━━━ RECORDS FOR THIS EXERCISE
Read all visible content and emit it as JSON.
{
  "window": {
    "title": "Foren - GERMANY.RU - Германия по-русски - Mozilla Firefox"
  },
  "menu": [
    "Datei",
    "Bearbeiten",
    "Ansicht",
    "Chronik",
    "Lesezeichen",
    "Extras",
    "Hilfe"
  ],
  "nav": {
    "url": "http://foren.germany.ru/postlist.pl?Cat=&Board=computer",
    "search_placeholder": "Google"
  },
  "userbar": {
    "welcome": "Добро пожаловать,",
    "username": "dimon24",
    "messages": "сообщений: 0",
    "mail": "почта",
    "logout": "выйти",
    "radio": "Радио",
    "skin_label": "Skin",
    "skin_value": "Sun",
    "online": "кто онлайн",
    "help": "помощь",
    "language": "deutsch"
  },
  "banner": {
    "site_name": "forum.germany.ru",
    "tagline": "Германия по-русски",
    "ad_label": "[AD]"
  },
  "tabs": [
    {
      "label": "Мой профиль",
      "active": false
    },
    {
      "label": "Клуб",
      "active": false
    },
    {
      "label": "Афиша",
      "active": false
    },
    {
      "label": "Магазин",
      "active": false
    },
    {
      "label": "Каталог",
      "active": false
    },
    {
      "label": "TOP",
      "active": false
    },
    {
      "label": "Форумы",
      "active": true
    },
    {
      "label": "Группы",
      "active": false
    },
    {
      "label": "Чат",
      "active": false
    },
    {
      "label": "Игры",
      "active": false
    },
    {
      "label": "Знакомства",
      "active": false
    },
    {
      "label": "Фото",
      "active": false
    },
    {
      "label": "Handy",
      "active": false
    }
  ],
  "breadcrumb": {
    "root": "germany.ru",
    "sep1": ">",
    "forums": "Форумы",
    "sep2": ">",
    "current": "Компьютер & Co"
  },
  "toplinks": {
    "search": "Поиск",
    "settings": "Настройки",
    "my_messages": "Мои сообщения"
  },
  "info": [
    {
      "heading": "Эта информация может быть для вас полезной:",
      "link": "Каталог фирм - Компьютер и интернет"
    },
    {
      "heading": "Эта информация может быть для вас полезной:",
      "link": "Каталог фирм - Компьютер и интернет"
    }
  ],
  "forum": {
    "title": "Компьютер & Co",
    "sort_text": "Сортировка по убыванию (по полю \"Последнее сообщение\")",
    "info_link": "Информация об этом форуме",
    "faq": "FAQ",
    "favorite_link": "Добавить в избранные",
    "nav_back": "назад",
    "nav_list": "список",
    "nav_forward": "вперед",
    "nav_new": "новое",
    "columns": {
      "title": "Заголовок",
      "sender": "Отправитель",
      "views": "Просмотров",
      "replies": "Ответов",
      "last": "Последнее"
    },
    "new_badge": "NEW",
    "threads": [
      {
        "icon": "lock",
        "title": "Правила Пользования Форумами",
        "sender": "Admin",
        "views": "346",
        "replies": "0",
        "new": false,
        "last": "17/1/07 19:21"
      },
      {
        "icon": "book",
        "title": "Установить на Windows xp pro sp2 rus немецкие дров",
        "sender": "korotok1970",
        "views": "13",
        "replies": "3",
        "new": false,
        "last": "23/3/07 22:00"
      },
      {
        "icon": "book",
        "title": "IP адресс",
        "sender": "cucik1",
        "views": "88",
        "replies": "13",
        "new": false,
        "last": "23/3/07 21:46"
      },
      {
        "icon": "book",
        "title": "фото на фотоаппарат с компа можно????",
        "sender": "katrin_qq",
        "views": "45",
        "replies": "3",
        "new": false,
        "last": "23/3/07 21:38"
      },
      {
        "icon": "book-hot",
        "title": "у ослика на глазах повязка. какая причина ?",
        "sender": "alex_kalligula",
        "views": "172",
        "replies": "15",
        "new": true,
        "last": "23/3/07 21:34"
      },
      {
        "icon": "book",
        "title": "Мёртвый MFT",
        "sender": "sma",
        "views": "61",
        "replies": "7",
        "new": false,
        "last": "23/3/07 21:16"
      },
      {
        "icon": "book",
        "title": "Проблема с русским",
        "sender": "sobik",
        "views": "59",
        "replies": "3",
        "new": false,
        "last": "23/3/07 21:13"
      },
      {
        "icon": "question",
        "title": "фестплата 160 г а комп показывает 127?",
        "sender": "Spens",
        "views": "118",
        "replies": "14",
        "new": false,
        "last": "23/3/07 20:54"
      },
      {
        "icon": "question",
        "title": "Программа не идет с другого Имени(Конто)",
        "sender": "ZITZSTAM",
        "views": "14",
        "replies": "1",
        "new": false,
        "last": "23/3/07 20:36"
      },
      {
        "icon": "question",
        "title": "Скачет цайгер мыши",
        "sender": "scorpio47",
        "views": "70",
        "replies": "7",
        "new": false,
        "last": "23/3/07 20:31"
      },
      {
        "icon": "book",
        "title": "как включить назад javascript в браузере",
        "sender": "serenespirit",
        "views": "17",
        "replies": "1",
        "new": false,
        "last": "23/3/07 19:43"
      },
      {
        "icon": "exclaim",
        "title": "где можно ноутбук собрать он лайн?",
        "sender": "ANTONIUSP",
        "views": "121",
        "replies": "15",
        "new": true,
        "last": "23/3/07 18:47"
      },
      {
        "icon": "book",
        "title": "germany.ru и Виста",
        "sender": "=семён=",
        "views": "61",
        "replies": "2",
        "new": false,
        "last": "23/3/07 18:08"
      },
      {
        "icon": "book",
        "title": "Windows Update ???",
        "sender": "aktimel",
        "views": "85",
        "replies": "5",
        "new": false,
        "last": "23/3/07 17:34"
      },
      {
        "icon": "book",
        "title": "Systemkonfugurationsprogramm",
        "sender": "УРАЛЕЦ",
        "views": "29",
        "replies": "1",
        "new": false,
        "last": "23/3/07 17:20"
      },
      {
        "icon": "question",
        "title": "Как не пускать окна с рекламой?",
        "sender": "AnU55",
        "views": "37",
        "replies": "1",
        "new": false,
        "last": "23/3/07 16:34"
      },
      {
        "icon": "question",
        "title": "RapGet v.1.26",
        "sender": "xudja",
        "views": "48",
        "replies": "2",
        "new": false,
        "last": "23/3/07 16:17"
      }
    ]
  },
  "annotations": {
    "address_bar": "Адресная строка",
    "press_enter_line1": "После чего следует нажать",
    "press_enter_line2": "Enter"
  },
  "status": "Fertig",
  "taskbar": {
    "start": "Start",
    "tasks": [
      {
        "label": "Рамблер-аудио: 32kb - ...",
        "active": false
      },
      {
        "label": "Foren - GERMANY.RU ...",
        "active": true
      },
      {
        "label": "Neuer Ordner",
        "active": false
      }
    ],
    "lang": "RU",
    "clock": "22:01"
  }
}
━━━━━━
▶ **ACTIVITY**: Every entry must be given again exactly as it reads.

▶ **EXERCISE RESULT**:
Read all visible content and emit it as JSON.
{
  "window": {
    "title": "Foren - GERMANY.RU - Германия по-русски - Mozilla Firefox"
  },
  "menu": [
    "Datei",
    "Bearbeiten",
    "Ansicht",
    "Chronik",
    "Lesezeichen",
    "Extras",
    "Hilfe"
  ],
  "nav": {
    "url": "http://foren.germany.ru/postlist.pl?Cat=&Board=computer",
    "search_placeholder": "Google"
  },
  "userbar": {
    "welcome": "Добро пожаловать,",
    "username": "dimon24",
    "messages": "сообщений: 0",
    "mail": "почта",
    "logout": "выйти",
    "radio": "Радио",
    "skin_label": "Skin",
    "skin_value": "Sun",
    "online": "кто онлайн",
    "help": "помощь",
    "language": "deutsch"
  },
  "banner": {
    "site_name": "forum.germany.ru",
    "tagline": "Германия по-русски",
    "ad_label": "[AD]"
  },
  "tabs": [
    {
      "label": "Мой профиль",
      "active": false
    },
    {
      "label": "Клуб",
      "active": false
    },
    {
      "label": "Афиша",
      "active": false
    },
    {
      "label": "Магазин",
      "active": false
    },
    {
      "label": "Каталог",
      "active": false
    },
    {
      "label": "TOP",
      "active": false
    },
    {
      "label": "Форумы",
      "active": true
    },
    {
      "label": "Группы",
      "active": false
    },
    {
      "label": "Чат",
      "active": false
    },
    {
      "label": "Игры",
      "active": false
    },
    {
      "label": "Знакомства",
      "active": false
    },
    {
      "label": "Фото",
      "active": false
    },
    {
      "label": "Handy",
      "active": false
    }
  ],
  "breadcrumb": {
    "root": "germany.ru",
    "sep1": ">",
    "forums": "Форумы",
    "sep2": ">",
    "current": "Компьютер & Co"
  },
  "toplinks": {
    "search": "Поиск",
    "settings": "Настройки",
    "my_messages": "Мои сообщения"
  },
  "info": [
    {
      "heading": "Эта информация может быть для вас полезной:",
      "link": "Каталог фирм - Компьютер и интернет"
    },
    {
      "heading": "Эта информация может быть для вас полезной:",
      "link": "Каталог фирм - Компьютер и интернет"
    }
  ],
  "forum": {
    "title": "Компьютер & Co",
    "sort_text": "Сортировка по убыванию (по полю \"Последнее сообщение\")",
    "info_link": "Информация об этом форуме",
    "faq": "FAQ",
    "favorite_link": "Добавить в избранные",
    "nav_back": "назад",
    "nav_list": "список",
    "nav_forward": "вперед",
    "nav_new": "новое",
    "columns": {
      "title": "Заголовок",
      "sender": "Отправитель",
      "views": "Просмотров",
      "replies": "Ответов",
      "last": "Последнее"
    },
    "new_badge": "NEW",
    "threads": [
      {
        "icon": "lock",
        "title": "Правила Пользования Форумами",
        "sender": "Admin",
        "views": "346",
        "replies": "0",
        "new": false,
        "last": "17/1/07 19:21"
      },
      {
        "icon": "book",
        "title": "Установить на Windows xp pro sp2 rus немецкие дров",
        "sender": "korotok1970",
        "views": "13",
        "replies": "3",
        "new": false,
        "last": "23/3/07 22:00"
      },
      {
        "icon": "book",
        "title": "IP адресс",
        "sender": "cucik1",
        "views": "88",
        "replies": "13",
        "new": false,
        "last": "23/3/07 21:46"
      },
      {
        "icon": "book",
        "title": "фото на фотоаппарат с компа можно????",
        "sender": "katrin_qq",
        "views": "45",
        "replies": "3",
        "new": false,
        "last": "23/3/07 21:38"
      },
      {
        "icon": "book-hot",
        "title": "у ослика на глазах повязка. какая причина ?",
        "sender": "alex_kalligula",
        "views": "172",
        "replies": "15",
        "new": true,
        "last": "23/3/07 21:34"
      },
      {
        "icon": "book",
        "title": "Мёртвый MFT",
        "sender": "sma",
        "views": "61",
        "replies": "7",
        "new": false,
        "last": "23/3/07 21:16"
      },
      {
        "icon": "book",
        "title": "Проблема с русским",
        "sender": "sobik",
        "views": "59",
        "replies": "3",
        "new": false,
        "last": "23/3/07 21:13"
      },
      {
        "icon": "question",
        "title": "фестплата 160 г а комп показывает 127?",
        "sender": "Spens",
        "views": "118",
        "replies": "14",
        "new": false,
        "last": "23/3/07 20:54"
      },
      {
        "icon": "question",
        "title": "Программа не идет с другого Имени(Конто)",
        "sender": "ZITZSTAM",
        "views": "14",
        "replies": "1",
        "new": false,
        "last": "23/3/07 20:36"
      },
      {
        "icon": "question",
        "title": "Скачет цайгер мыши",
        "sender": "scorpio47",
        "views": "70",
        "replies": "7",
        "new": false,
        "last": "23/3/07 20:31"
      },
      {
        "icon": "book",
        "title": "как включить назад javascript в браузере",
        "sender": "serenespirit",
        "views": "17",
        "replies": "1",
        "new": false,
        "last": "23/3/07 19:43"
      },
      {
        "icon": "exclaim",
        "title": "где можно ноутбук собрать он лайн?",
        "sender": "ANTONIUSP",
        "views": "121",
        "replies": "15",
        "new": true,
        "last": "23/3/07 18:47"
      },
      {
        "icon": "book",
        "title": "germany.ru и Виста",
        "sender": "=семён=",
        "views": "61",
        "replies": "2",
        "new": false,
        "last": "23/3/07 18:08"
      },
      {
        "icon": "book",
        "title": "Windows Update ???",
        "sender": "aktimel",
        "views": "85",
        "replies": "5",
        "new": false,
        "last": "23/3/07 17:34"
      },
      {
        "icon": "book",
        "title": "Systemkonfugurationsprogramm",
        "sender": "УРАЛЕЦ",
        "views": "29",
        "replies": "1",
        "new": false,
        "last": "23/3/07 17:20"
      },
      {
        "icon": "question",
        "title": "Как не пускать окна с рекламой?",
        "sender": "AnU55",
        "views": "37",
        "replies": "1",
        "new": false,
        "last": "23/3/07 16:34"
      },
      {
        "icon": "question",
        "title": "RapGet v.1.26",
        "sender": "xudja",
        "views": "48",
        "replies": "2",
        "new": false,
        "last": "23/3/07 16:17"
      }
    ]
  },
  "annotations": {
    "address_bar": "Адресная строка",
    "press_enter_line1": "После чего следует нажать",
    "press_enter_line2": "Enter"
  },
  "status": "Fertig",
  "taskbar": {
    "start": "Start",
    "tasks": [
      {
        "label": "Рамблер-аудио: 32kb - ...",
        "active": false
      },
      {
        "label": "Foren - GERMANY.RU ...",
        "active": true
      },
      {
        "label": "Neuer Ordner",
        "active": false
      }
    ],
    "lang": "RU",
    "clock": "22:01"
  }
}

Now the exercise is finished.